• **ACTIVITY**
The records that follow are to be printed exactly, with no images.

- - -

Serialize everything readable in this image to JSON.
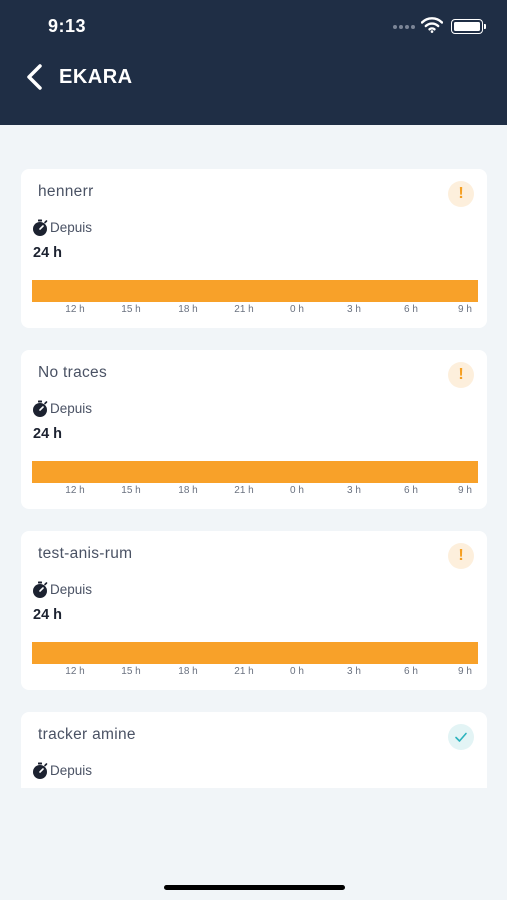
{
  "status_bar": {
    "time": "9:13"
  },
  "header": {
    "title": "EKARA"
  },
  "axis_ticks": [
    "12 h",
    "15 h",
    "18 h",
    "21 h",
    "0 h",
    "3 h",
    "6 h",
    "9 h"
  ],
  "cards": [
    {
      "name": "hennerr",
      "status": "warning",
      "status_icon": "warning-icon",
      "since_label": "Depuis",
      "duration": "24 h",
      "show_timeline": true
    },
    {
      "name": "No traces",
      "status": "warning",
      "status_icon": "warning-icon",
      "since_label": "Depuis",
      "duration": "24 h",
      "show_timeline": true
    },
    {
      "name": "test-anis-rum",
      "status": "warning",
      "status_icon": "warning-icon",
      "since_label": "Depuis",
      "duration": "24 h",
      "show_timeline": true
    },
    {
      "name": "tracker amine",
      "status": "ok",
      "status_icon": "checkmark-icon",
      "since_label": "Depuis",
      "duration": "",
      "show_timeline": false
    }
  ],
  "colors": {
    "header_bg": "#1f2e45",
    "page_bg": "#f1f5f8",
    "timeline_fill": "#f8a129",
    "warning_accent": "#f59f22",
    "ok_accent": "#2bb3bd"
  }
}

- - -

• **WRITTEN ANSWER**
Serialize everything readable in this image to JSON.
{
  "status_bar": {
    "time": "9:13"
  },
  "header": {
    "title": "EKARA"
  },
  "axis_ticks": [
    "12 h",
    "15 h",
    "18 h",
    "21 h",
    "0 h",
    "3 h",
    "6 h",
    "9 h"
  ],
  "cards": [
    {
      "name": "hennerr",
      "status": "warning",
      "status_icon": "warning-icon",
      "since_label": "Depuis",
      "duration": "24 h",
      "show_timeline": true
    },
    {
      "name": "No traces",
      "status": "warning",
      "status_icon": "warning-icon",
      "since_label": "Depuis",
      "duration": "24 h",
      "show_timeline": true
    },
    {
      "name": "test-anis-rum",
      "status": "warning",
      "status_icon": "warning-icon",
      "since_label": "Depuis",
      "duration": "24 h",
      "show_timeline": true
    },
    {
      "name": "tracker amine",
      "status": "ok",
      "status_icon": "checkmark-icon",
      "since_label": "Depuis",
      "duration": "",
      "show_timeline": false
    }
  ],
  "colors": {
    "header_bg": "#1f2e45",
    "page_bg": "#f1f5f8",
    "timeline_fill": "#f8a129",
    "warning_accent": "#f59f22",
    "ok_accent": "#2bb3bd"
  }
}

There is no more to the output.